- _Your assignment_: Without any alteration, retype the records that appear below.

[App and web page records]
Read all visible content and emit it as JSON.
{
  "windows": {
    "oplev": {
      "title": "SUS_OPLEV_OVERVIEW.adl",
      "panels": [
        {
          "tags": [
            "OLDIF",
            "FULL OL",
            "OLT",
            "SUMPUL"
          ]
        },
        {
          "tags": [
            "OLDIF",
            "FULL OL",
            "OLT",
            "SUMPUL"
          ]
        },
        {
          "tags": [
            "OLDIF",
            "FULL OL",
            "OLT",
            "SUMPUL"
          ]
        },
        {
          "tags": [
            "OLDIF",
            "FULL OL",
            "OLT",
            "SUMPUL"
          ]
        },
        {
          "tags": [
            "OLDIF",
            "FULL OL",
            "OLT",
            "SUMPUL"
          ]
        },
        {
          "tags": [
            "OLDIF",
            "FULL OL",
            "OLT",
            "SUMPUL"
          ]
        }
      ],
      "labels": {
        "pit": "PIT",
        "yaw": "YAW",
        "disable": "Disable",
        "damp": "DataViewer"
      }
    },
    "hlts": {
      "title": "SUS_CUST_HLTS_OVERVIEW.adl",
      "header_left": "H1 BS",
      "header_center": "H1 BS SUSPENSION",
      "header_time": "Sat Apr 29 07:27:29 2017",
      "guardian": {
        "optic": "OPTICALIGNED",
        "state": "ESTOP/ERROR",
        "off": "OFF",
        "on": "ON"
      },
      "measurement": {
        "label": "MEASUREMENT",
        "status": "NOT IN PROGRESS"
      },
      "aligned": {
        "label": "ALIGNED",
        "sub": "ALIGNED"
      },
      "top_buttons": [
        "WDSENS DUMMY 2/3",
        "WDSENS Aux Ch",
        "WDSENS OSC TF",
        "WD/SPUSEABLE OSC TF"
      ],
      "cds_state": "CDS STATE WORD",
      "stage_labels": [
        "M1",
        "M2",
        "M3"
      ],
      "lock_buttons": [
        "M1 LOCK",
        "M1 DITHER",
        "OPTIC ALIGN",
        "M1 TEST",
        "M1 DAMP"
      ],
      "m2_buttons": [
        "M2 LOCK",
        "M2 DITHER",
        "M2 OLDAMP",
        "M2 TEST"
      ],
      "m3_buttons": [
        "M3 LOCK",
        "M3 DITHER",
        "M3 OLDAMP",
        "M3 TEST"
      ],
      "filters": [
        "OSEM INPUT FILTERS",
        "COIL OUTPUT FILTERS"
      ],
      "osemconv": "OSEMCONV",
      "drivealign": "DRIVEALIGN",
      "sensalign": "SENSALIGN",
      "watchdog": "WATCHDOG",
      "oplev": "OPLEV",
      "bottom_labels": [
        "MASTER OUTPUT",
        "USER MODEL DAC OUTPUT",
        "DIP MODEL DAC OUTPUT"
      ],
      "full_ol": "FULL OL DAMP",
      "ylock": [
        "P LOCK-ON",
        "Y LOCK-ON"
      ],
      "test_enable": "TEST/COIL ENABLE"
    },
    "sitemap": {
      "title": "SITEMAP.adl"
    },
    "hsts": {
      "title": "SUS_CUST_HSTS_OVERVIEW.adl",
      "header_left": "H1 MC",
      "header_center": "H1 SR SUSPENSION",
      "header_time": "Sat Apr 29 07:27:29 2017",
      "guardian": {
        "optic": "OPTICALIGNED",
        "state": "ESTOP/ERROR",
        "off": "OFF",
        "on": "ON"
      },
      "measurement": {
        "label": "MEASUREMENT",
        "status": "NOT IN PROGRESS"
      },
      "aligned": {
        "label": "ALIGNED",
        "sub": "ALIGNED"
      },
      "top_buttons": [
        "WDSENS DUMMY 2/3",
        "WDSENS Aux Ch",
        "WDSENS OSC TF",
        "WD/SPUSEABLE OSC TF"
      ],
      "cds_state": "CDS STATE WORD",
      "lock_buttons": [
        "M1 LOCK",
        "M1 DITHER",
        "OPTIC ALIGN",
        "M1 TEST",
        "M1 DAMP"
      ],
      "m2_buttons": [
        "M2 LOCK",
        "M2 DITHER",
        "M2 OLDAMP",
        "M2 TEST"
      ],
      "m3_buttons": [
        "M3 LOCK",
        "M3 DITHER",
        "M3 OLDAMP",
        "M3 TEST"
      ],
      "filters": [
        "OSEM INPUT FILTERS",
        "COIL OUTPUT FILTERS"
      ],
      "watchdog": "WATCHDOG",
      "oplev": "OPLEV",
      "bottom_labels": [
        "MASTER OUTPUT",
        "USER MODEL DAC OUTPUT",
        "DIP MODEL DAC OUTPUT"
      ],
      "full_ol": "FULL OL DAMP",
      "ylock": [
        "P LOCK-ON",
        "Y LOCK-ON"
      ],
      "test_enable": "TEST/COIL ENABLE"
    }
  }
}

- _Result of the exercise_:
Read all visible content and emit it as JSON.
{
  "windows": {
    "oplev": {
      "title": "SUS_OPLEV_OVERVIEW.adl",
      "panels": [
        {
          "tags": [
            "OLDIF",
            "FULL OL",
            "OLT",
            "SUMPUL"
          ]
        },
        {
          "tags": [
            "OLDIF",
            "FULL OL",
            "OLT",
            "SUMPUL"
          ]
        },
        {
          "tags": [
            "OLDIF",
            "FULL OL",
            "OLT",
            "SUMPUL"
          ]
        },
        {
          "tags": [
            "OLDIF",
            "FULL OL",
            "OLT",
            "SUMPUL"
          ]
        },
        {
          "tags": [
            "OLDIF",
            "FULL OL",
            "OLT",
            "SUMPUL"
          ]
        },
        {
          "tags": [
            "OLDIF",
            "FULL OL",
            "OLT",
            "SUMPUL"
          ]
        }
      ],
      "labels": {
        "pit": "PIT",
        "yaw": "YAW",
        "disable": "Disable",
        "damp": "DataViewer"
      }
    },
    "hlts": {
      "title": "SUS_CUST_HLTS_OVERVIEW.adl",
      "header_left": "H1 BS",
      "header_center": "H1 BS SUSPENSION",
      "header_time": "Sat Apr 29 07:27:29 2017",
      "guardian": {
        "optic": "OPTICALIGNED",
        "state": "ESTOP/ERROR",
        "off": "OFF",
        "on": "ON"
      },
      "measurement": {
        "label": "MEASUREMENT",
        "status": "NOT IN PROGRESS"
      },
      "aligned": {
        "label": "ALIGNED",
        "sub": "ALIGNED"
      },
      "top_buttons": [
        "WDSENS DUMMY 2/3",
        "WDSENS Aux Ch",
        "WDSENS OSC TF",
        "WD/SPUSEABLE OSC TF"
      ],
      "cds_state": "CDS STATE WORD",
      "stage_labels": [
        "M1",
        "M2",
        "M3"
      ],
      "lock_buttons": [
        "M1 LOCK",
        "M1 DITHER",
        "OPTIC ALIGN",
        "M1 TEST",
        "M1 DAMP"
      ],
      "m2_buttons": [
        "M2 LOCK",
        "M2 DITHER",
        "M2 OLDAMP",
        "M2 TEST"
      ],
      "m3_buttons": [
        "M3 LOCK",
        "M3 DITHER",
        "M3 OLDAMP",
        "M3 TEST"
      ],
      "filters": [
        "OSEM INPUT FILTERS",
        "COIL OUTPUT FILTERS"
      ],
      "osemconv": "OSEMCONV",
      "drivealign": "DRIVEALIGN",
      "sensalign": "SENSALIGN",
      "watchdog": "WATCHDOG",
      "oplev": "OPLEV",
      "bottom_labels": [
        "MASTER OUTPUT",
        "USER MODEL DAC OUTPUT",
        "DIP MODEL DAC OUTPUT"
      ],
      "full_ol": "FULL OL DAMP",
      "ylock": [
        "P LOCK-ON",
        "Y LOCK-ON"
      ],
      "test_enable": "TEST/COIL ENABLE"
    },
    "sitemap": {
      "title": "SITEMAP.adl"
    },
    "hsts": {
      "title": "SUS_CUST_HSTS_OVERVIEW.adl",
      "header_left": "H1 MC",
      "header_center": "H1 SR SUSPENSION",
      "header_time": "Sat Apr 29 07:27:29 2017",
      "guardian": {
        "optic": "OPTICALIGNED",
        "state": "ESTOP/ERROR",
        "off": "OFF",
        "on": "ON"
      },
      "measurement": {
        "label": "MEASUREMENT",
        "status": "NOT IN PROGRESS"
      },
      "aligned": {
        "label": "ALIGNED",
        "sub": "ALIGNED"
      },
      "top_buttons": [
        "WDSENS DUMMY 2/3",
        "WDSENS Aux Ch",
        "WDSENS OSC TF",
        "WD/SPUSEABLE OSC TF"
      ],
      "cds_state": "CDS STATE WORD",
      "lock_buttons": [
        "M1 LOCK",
        "M1 DITHER",
        "OPTIC ALIGN",
        "M1 TEST",
        "M1 DAMP"
      ],
      "m2_buttons": [
        "M2 LOCK",
        "M2 DITHER",
        "M2 OLDAMP",
        "M2 TEST"
      ],
      "m3_buttons": [
        "M3 LOCK",
        "M3 DITHER",
        "M3 OLDAMP",
        "M3 TEST"
      ],
      "filters": [
        "OSEM INPUT FILTERS",
        "COIL OUTPUT FILTERS"
      ],
      "watchdog": "WATCHDOG",
      "oplev": "OPLEV",
      "bottom_labels": [
        "MASTER OUTPUT",
        "USER MODEL DAC OUTPUT",
        "DIP MODEL DAC OUTPUT"
      ],
      "full_ol": "FULL OL DAMP",
      "ylock": [
        "P LOCK-ON",
        "Y LOCK-ON"
      ],
      "test_enable": "TEST/COIL ENABLE"
    }
  }
}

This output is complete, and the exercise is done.